Aim of the task >> Read the records beneath this task and copy every line that contains the string "Compromise".

Source material >>
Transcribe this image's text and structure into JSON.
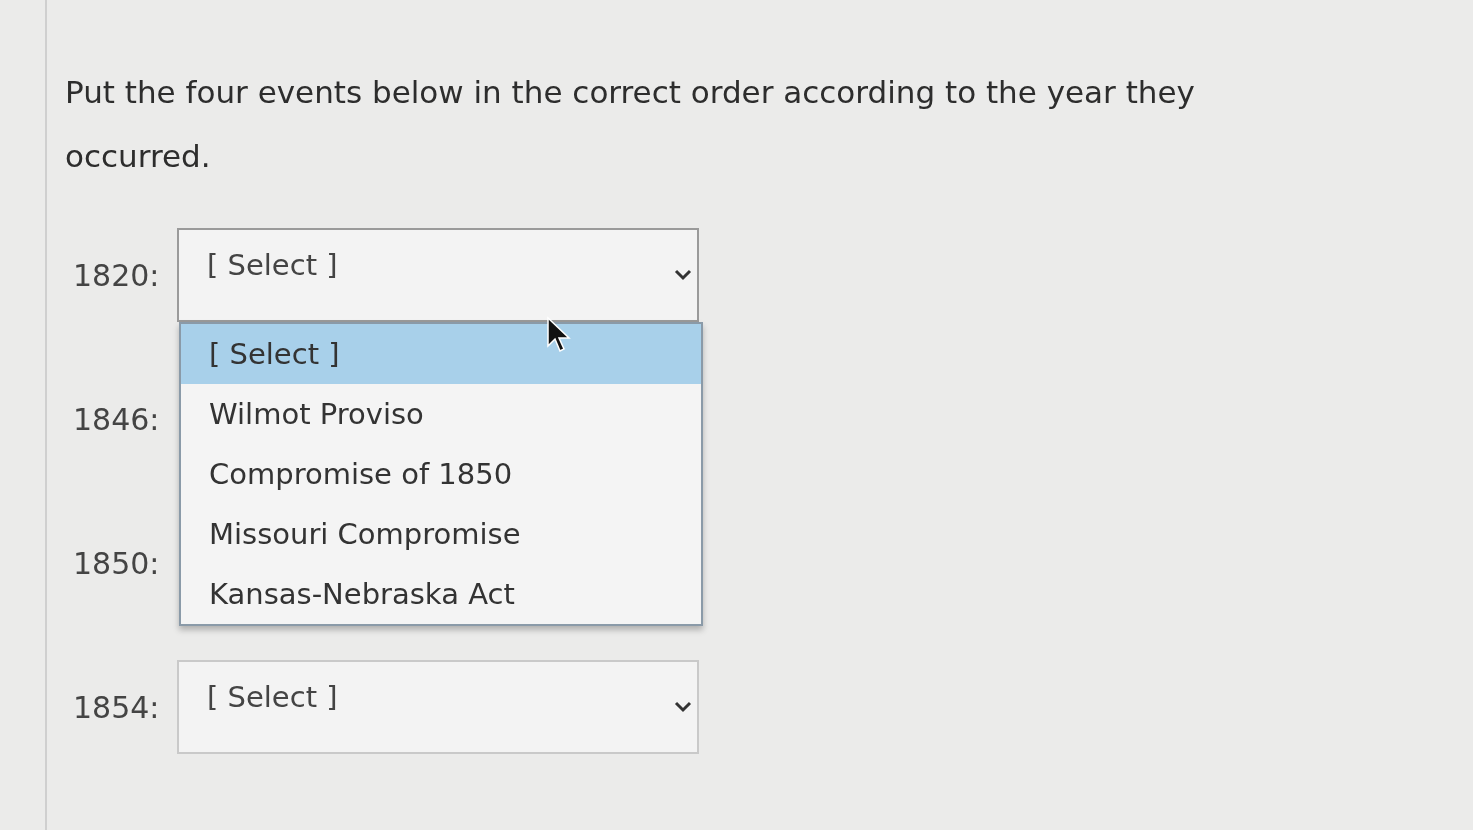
{
  "question": "Put the four events below in the correct order according to the year they occurred.",
  "rows": [
    {
      "year": "1820:",
      "value": "[ Select ]",
      "open": true,
      "options": [
        {
          "label": "[ Select ]",
          "selected": true
        },
        {
          "label": "Wilmot Proviso",
          "selected": false
        },
        {
          "label": "Compromise of 1850",
          "selected": false
        },
        {
          "label": "Missouri Compromise",
          "selected": false
        },
        {
          "label": "Kansas-Nebraska Act",
          "selected": false
        }
      ]
    },
    {
      "year": "1846:"
    },
    {
      "year": "1850:"
    },
    {
      "year": "1854:",
      "value": "[ Select ]",
      "open": false
    }
  ]
}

Worked solution >>
          "label": "Compromise of 1850",
          "label": "Missouri Compromise",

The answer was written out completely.